Spayed Dog
Help To Prevent Strays By Spaying Your Dog

Your pet, and society in general, can benefit by having your pet de-sexed. Spaying is the surgical removal of a female pet’s uterus and ovaries, whereas neutering a male pet involves removing the testicles. The procedures are performed in sterile conditions with general anesthesia, and should cause minimum discomfort to your pet.

The health benefits of sterilization start with cancer prevention. Removing the reproductive organs eliminates a variety of tumors that can occur in older age. There is a significant reduction in mammary cancer when dogs are spayed.  The greatest benefit occurs when the dog is spayed prior to its first heat.  Females also lose their vulnerability to uterine infections, which can be serious and even life threatening.  Another benefit is safety: Cats and dogs are often driven to roam because of sexual desire, exposing them to various risks, including car accidents. It might be possible to lock up your pet to keep it from roaming, but this can be difficult. Restrained, large male dogs can damage windows, doors and gates if they pick up the scent of a female, and this can cause injuries. By sterilizing your pet, you remove a source of tension and allow it to relax.

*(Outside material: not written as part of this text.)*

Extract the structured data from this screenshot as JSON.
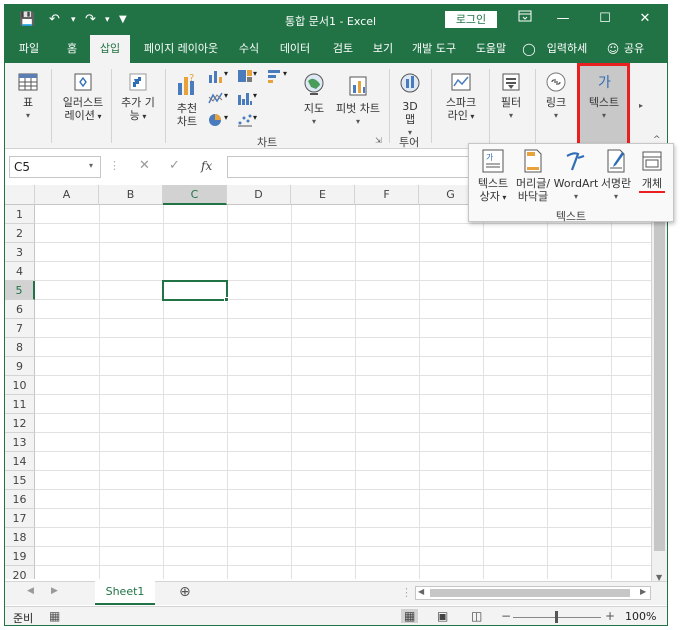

A dog can go into heat beginning at five months of age. Each heat cycle lasts about three weeks, during which time she might pass genital blood, lose her appetite, experience grumpiness and have to urinate more often. Cats can go into heat at 4 ½ months, with each cycle lasting about a week. Cycles occur every three weeks. You might notice you cat vocalizing, rolling on her back, assuming odd positions and attempting to escape when in heat. If your pet goes into heat before you have a chance to sterilize it, keep it indoors.

There is also a public health aspect to neutering. A single male dog or cat can impregnate many females in the course of a few hours. Overpopulation leads to millions of unwanted animals, which is cruel and unnecessary. Neutering and spaying reduces overpopulation and the misery it causes. Many of these unwanted animals end up as strays.  Millions of animals are euthanized every year due to overpopulation.

Spay Cat
Spaying Your Cat Is An Act Of Kindness

Having your pet neutered can pay dividends to owners. Anyone who’s ever owned an unneutered male cat knows that it can spray urine on walls, creating smelly residue and an unpleasant environment. Another unattractive trait displayed by unneutered male dogs is humping people and furniture. The presence of sex hormones can cause pets to become aggressive toward other animals and/or people, leading to fights and injuries that can be costly.

Several myths have arisen about spaying and neutering that might cause some owners to hesitate. Here are some old wives’ tales:

  • Guard dogs: The myth is that neutering will remove the natural protective instincts of a guard dog. In truth, neutering does not reduce the abilities of a guard dog or watch dog, and it will still protect its territory as aggressively as before.
  • Weight: Neutering or spaying your pet will not make it lazy and fat. However, not enough exercise and/or too much food will put the pounds on your pet.
  • Psychological scars: Some folks think that surgical removal of the sex organs leaves their pets with a permanent psychological scar. In fact, the surgery is routine and causes little or no pain. It does no permanent harm, physical or emotional, to your pet. Rather, your pet’s psyche will benefit by avoiding sexual anxiety.

Generally, cats and dogs should be spayed/neutered between the ages of around five to six months. Kittens and puppies can be sterilized at a younger age, as early as two months, which is commonly done for shelter and rescue animals. Younger pets may recover quicker than do older ones. Spaying females before four months ensures that they will never go into heat. Pets can be sterilized at any age, although your vet will have to assess the health of older pets to ensure they can handle anesthesia.